It’s totally nuts. But not only is it nuts, it’s extremely counter-productive. Because just as motive is necessary to understand a murder and even prevent future murders, so is understanding the intent behind “terrorism” and other killings or attacks essential to actually preventing them in the future. This is neither justification for the acts nor is it blaming the victims of the attacks. It is merely recognizing that those committing the acts are also human beings (something actually argued against in a frightening number of pieces attempting to dehumanize the “enemy”) and thus have reasons for their actions as well.
The dichotomy between France, the US, and other Western powers saying it is committing drone strikes for reasons, or keeping Gitmo open for reasons, while refusing to even engage discussion on the reasons of those opposing these actions and fighting back, is the single biggest impediment to the West making progress against those who would commit terrorism. As long as you think you’re just fighting animals, you will be a victim of your own propaganda and will never be able to engage in the changes necessary to actually bridge the divide of misunderstanding that ends in death.

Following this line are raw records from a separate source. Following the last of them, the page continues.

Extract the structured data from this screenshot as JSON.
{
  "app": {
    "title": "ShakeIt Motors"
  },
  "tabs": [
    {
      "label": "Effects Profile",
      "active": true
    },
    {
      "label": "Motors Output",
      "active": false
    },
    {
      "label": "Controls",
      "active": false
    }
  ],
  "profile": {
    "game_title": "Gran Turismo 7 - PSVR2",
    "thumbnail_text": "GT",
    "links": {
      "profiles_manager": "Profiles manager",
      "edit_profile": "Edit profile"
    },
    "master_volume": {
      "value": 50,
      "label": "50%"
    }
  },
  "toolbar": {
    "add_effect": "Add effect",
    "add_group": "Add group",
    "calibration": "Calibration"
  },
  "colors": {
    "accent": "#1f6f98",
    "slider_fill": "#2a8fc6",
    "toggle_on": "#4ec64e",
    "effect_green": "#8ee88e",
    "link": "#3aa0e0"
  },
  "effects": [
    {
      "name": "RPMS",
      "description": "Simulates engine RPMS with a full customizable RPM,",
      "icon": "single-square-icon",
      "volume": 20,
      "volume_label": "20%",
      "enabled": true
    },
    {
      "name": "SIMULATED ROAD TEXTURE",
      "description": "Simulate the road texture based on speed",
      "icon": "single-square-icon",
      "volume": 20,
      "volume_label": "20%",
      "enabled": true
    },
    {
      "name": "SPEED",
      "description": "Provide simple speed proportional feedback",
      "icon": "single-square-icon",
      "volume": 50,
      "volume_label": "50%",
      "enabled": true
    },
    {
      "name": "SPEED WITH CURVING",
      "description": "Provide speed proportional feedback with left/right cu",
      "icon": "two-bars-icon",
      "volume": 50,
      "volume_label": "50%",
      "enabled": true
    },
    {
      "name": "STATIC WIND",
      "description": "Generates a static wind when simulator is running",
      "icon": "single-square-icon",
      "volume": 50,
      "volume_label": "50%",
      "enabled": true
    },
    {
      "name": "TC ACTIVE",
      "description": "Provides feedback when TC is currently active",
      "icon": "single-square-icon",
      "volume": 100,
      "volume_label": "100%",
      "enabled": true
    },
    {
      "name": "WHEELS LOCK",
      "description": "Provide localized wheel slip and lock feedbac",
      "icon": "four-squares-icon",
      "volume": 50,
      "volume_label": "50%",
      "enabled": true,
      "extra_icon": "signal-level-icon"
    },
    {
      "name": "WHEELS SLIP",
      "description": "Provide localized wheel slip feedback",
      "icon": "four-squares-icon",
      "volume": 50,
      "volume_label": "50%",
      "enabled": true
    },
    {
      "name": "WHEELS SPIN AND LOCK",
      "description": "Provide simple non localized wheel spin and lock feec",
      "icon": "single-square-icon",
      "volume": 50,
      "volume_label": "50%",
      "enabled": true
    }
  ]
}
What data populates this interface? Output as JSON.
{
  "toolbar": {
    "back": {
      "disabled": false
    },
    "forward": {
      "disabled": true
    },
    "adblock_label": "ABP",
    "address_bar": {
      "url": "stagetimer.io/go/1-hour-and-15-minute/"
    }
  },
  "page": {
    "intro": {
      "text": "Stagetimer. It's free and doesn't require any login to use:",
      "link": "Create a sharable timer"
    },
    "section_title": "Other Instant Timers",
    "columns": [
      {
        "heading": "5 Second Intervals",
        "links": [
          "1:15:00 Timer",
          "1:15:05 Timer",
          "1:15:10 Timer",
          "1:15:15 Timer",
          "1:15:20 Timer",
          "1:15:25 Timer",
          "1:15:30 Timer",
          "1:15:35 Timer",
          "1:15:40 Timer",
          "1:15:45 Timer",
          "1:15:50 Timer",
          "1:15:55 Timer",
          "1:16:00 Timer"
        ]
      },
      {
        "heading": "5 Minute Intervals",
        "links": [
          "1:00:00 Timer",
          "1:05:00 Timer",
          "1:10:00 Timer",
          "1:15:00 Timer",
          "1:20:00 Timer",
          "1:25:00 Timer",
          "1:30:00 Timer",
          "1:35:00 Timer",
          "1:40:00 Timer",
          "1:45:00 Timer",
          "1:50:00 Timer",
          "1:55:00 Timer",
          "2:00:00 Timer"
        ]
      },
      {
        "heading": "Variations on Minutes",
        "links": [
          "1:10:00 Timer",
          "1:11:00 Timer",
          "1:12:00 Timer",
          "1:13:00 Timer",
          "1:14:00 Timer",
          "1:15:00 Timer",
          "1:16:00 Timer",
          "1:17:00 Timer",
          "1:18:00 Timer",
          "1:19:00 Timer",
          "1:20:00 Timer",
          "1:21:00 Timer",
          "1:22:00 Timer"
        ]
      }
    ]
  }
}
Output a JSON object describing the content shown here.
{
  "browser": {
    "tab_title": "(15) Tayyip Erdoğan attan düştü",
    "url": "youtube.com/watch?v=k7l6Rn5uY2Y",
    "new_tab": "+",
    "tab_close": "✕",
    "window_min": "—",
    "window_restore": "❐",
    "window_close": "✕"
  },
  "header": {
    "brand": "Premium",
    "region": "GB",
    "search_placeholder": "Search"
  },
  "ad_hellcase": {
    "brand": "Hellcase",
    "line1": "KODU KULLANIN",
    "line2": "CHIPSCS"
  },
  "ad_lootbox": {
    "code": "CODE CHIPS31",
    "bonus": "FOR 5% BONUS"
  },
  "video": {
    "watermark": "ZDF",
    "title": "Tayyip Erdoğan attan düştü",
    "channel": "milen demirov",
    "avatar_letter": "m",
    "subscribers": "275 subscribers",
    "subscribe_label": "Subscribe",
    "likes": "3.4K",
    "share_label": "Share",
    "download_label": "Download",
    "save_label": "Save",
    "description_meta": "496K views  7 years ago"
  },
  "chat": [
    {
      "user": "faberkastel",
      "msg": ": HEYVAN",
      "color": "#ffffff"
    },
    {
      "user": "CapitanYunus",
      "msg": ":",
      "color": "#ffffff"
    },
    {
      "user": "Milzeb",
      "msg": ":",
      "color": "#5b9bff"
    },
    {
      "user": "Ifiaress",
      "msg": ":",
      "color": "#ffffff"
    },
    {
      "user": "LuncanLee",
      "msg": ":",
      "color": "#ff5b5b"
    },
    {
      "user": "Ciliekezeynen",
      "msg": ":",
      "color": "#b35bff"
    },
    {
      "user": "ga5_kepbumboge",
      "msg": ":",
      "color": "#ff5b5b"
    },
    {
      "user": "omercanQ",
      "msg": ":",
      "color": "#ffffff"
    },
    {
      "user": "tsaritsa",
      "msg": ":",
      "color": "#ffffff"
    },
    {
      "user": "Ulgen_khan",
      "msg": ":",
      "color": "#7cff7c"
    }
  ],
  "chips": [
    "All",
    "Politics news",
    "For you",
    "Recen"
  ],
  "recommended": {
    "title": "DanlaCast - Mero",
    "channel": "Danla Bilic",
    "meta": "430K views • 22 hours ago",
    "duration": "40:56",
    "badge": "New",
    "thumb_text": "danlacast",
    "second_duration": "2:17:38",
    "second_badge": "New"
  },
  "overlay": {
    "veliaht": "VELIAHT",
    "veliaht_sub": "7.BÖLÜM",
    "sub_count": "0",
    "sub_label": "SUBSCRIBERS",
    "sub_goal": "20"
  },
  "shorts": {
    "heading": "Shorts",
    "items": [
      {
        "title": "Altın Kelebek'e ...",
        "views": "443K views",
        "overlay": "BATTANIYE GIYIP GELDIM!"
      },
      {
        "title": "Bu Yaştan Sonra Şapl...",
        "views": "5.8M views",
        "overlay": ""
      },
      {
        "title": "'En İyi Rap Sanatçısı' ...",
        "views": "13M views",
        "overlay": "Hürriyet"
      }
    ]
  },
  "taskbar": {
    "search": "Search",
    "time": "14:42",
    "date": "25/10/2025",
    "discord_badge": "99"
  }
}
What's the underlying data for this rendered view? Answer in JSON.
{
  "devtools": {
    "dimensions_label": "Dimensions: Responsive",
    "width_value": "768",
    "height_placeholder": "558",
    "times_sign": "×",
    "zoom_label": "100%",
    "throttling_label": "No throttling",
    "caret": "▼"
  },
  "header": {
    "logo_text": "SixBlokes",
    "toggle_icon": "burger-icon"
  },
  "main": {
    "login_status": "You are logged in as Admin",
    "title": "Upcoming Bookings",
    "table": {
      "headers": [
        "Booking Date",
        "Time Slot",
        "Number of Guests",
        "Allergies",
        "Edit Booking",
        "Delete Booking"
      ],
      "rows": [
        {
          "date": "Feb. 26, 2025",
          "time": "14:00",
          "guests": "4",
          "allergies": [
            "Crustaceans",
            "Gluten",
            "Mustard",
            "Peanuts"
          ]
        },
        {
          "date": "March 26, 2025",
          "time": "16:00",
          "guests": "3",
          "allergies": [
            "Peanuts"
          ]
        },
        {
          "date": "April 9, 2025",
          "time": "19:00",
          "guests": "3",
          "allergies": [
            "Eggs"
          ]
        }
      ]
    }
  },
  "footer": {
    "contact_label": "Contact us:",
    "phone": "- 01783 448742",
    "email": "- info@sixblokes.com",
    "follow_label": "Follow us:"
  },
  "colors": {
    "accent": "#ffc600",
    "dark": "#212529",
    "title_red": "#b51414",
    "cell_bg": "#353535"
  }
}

But the West continues to dehumanize Islam and its adherents, continues to uphold Charlie Hebdo‘s grossly offensive cartoons as the gold standard of free speech and liberalism. It is thus terribly unsurprising that there would be ardent defenders of Islam who would react extremely negatively and violently to this. Not justified that they would do so, but unsurprising.
As societies, we need to choose free speech over license. We need to remember that minority rights are a key pillar of liberal democracies, in addition to the strong loud voice of majority rule. We need to rebuild a society where all people feel free, not just those with the traditional power. And we need to have the humility to recognize that changing how we act and choosing to respect others is not being intimidated, but is sometimes the ultimate act of courage.
Maybe if there had been voices in France decrying Charlie Hebdo as crossing a line, even censuring some of their cartoons as beyond the realm of free speech, then fewer adherents of Islam would believe the entire nation of France is unified in a culture war against their religion. And maybe that, in turn, would have saved the lives of those cartoonists. Which is not to blame France for what happened – the killings were abhorrent and were the fault of the murderers alone. But we still try to figure out how to prevent murders, even if our failure to do so beforehand does not make it our fault. I don’t see why this set of murders should be treated any differently just because the killers were Muslims.